Once you’ve obtained the grant of probate, letter of administration, or death certificate, you can place a Deceased Estate Notice with The Gazette – the UK’s official public record. While this isn’t a legal obligation, the advantage of doing so is that it can alert creditors to make any claims on unpaid debts, which shows that you’ve taken reasonable steps to repay the money if any disputes occur. When the notice is placed, creditors have two months and one day to make a claim.
Open an executor bank account
This ensures you have a bank account where you can hold the financial assets of the deceased.
Pay off any outstanding bills
Once you have collected all the money, you must pay off the deceased’s debts before distributing any of it. This will include any Income Tax and other tax owed, so tax returns will have to be completed first.
Distribute the estate
You’ll need to make the distribution according to the will. This could include remaining money, property and possessions.
Complete the accounts
These would show all the deceased’s financial assets, what was paid out and how the remainder was distributed. They will need to be approved and signed by the beneficiaries of the will.
What are the executor’s responsibilities regarding Inheritance Tax?
Depending on how much the estate is worth, there may be Inheritance Tax to be paid. You’ll have to pay this and prove it’s been paid, or that there is none due before you can apply for a Grant of Probate.

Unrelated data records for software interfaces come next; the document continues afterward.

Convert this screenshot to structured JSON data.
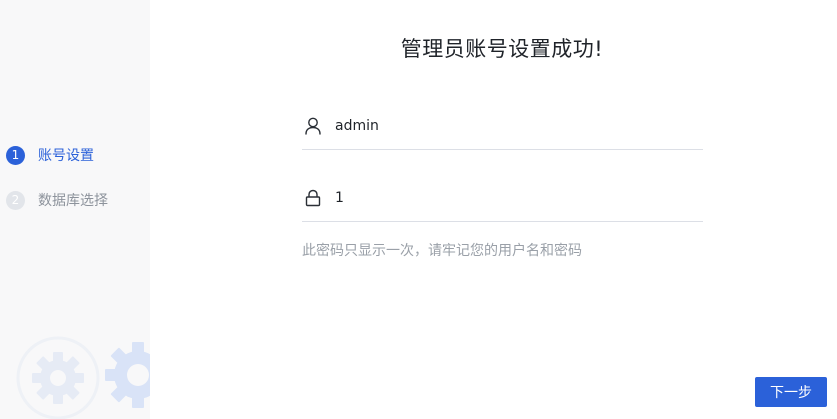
{
  "sidebar": {
    "steps": [
      {
        "number": "1",
        "label": "账号设置",
        "state": "active"
      },
      {
        "number": "2",
        "label": "数据库选择",
        "state": "inactive"
      }
    ],
    "decoration_icon": "gears-icon"
  },
  "main": {
    "title": "管理员账号设置成功!",
    "username": {
      "icon": "user-icon",
      "value": "admin"
    },
    "password": {
      "icon": "lock-icon",
      "value": "1"
    },
    "hint": "此密码只显示一次，请牢记您的用户名和密码",
    "next_label": "下一步"
  },
  "colors": {
    "accent": "#2b61d9",
    "sidebar_bg": "#f8f8f9",
    "muted_text": "#9aa0a8",
    "divider": "#dcdfe6"
  }
}
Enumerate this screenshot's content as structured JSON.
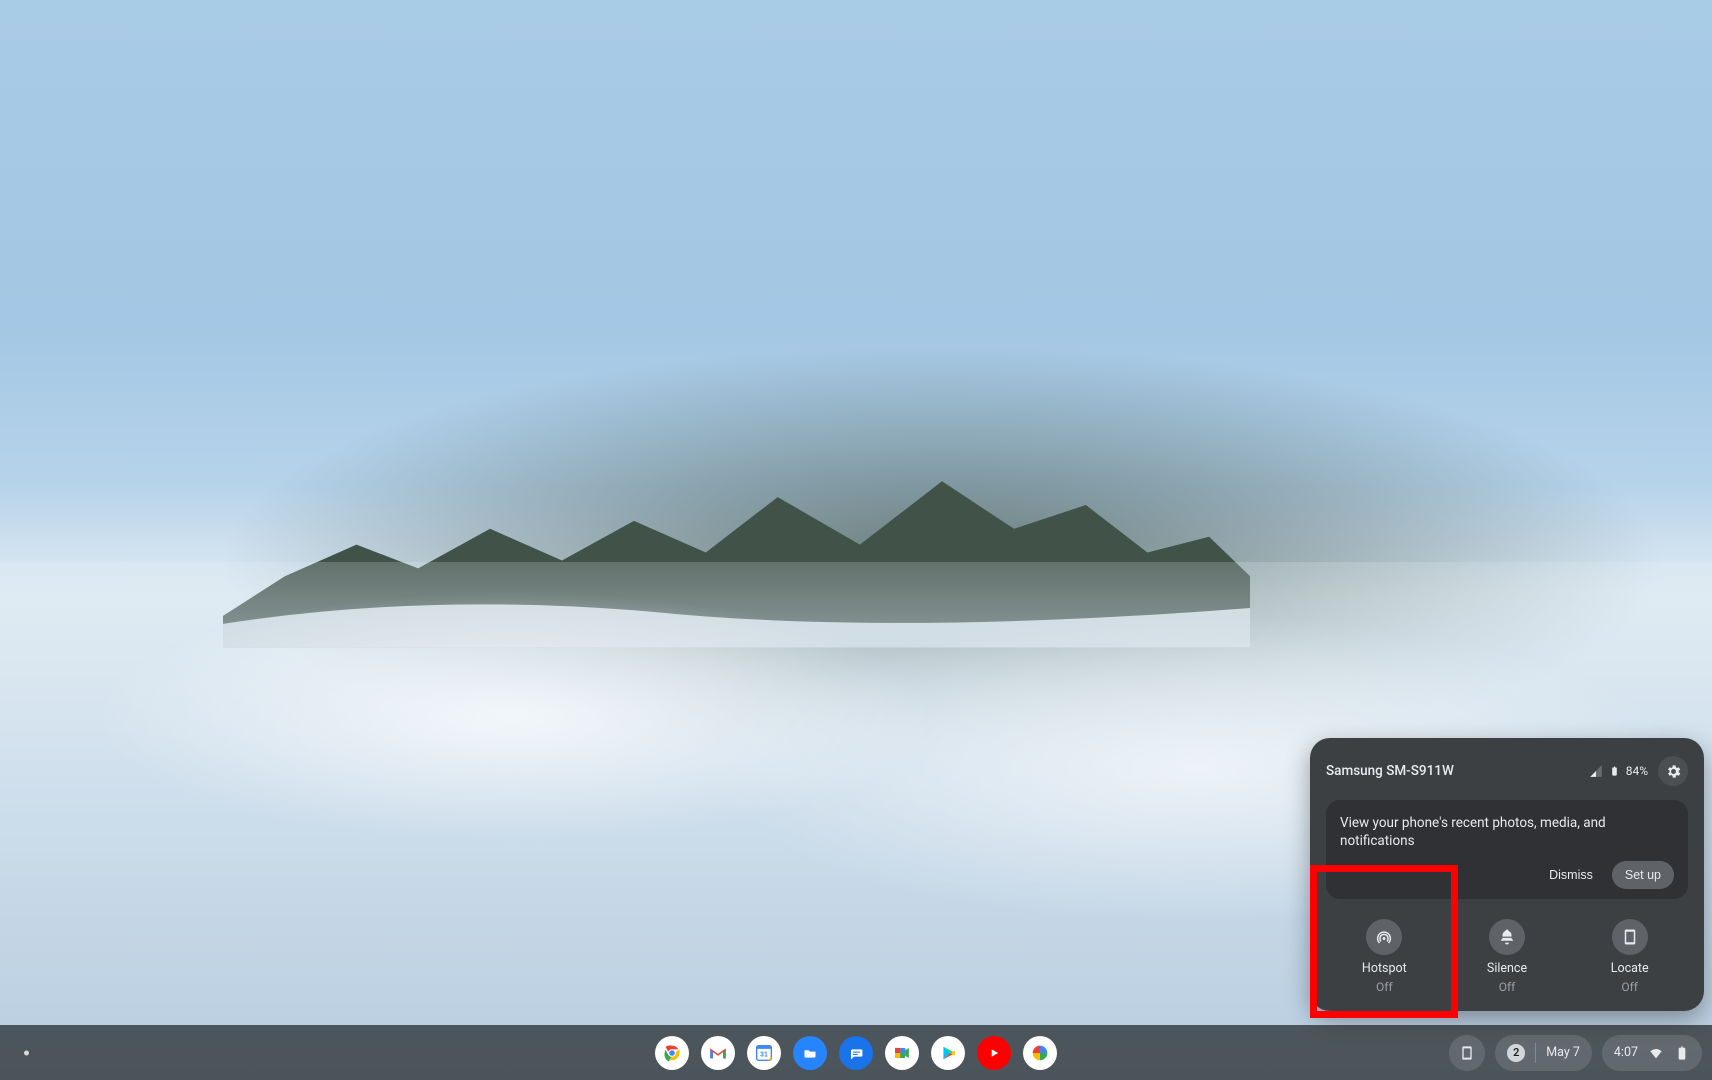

If there is Inheritance Tax due you’ll need to complete the tax form IHT400. If there is no Inheritance Tax due, you’ll need to complete the form IHT205.
It may be difficult for you to pay an Inheritance Tax bill before being granted probate, as you won’t be able to access any money in the deceased’s estate until probate is granted. In a case like this, you should check to see whether the deceased had a life insurance policy in trust, as this would pay out even without probate. Alternatively, you could talk to the deceased’s bank, as sometimes they will agree to release an amount direct to HMRC for Inheritance Tax without probate.
Options for whom to appoint
It’s really up to you, but first and foremost they must be people you trust.
The role also requires them to be responsible, rational, and fair-minded. It’s a bonus if they are also good at paperwork and managing legal issues.
Professional executors: a solicitor, bank, or accountant will charge for their service.
Look closely at the fees: it could be an hourly charge or a percentage of the estate, often between 1% and 5%.
Think about whether you’re happy for a chunk of your money to be taken in this way, rather than going to your loved ones.
Make sure you, therefore, understand how you will be charged and how much before you commit.
On the other hand, if your financial affairs are complex having a professional executor will bring the benefit of independent, specialist knowledge.
Friends and family members: they will have to make the tough decisions demanded of the role, while also dealing with their grief.
Many people refuse to take on the role for these reasons.
However, loved ones will know you and how you would want your wishes to be carried out should disputes arise.
Make sure that you discuss this with the family members you choose, and give their full names and addresses in the will, so they can be located easily.
What if there is no one?
If there really is no one else then, as a last resort, a government official called the public trustee will be your executor.
This is mostly employed when everything in a will is left to one person who can’t act as executor themselves, for example, a child or someone who has a disability which means they are unable to deal with financial affairs.
What’s called letters of administration are granted by the probate registry to allow the deceased person’s estate to be divided up under intestacy rules if there is no will or no living executors.
If you have any questions on how to complete your duties as an executor; if you would like to write a will; or if you have any questions regarding Inheritance Tax, contact us here at Outsourced ACC on 0208 249 6007 or email us at email@example.com
written by Andrew Callister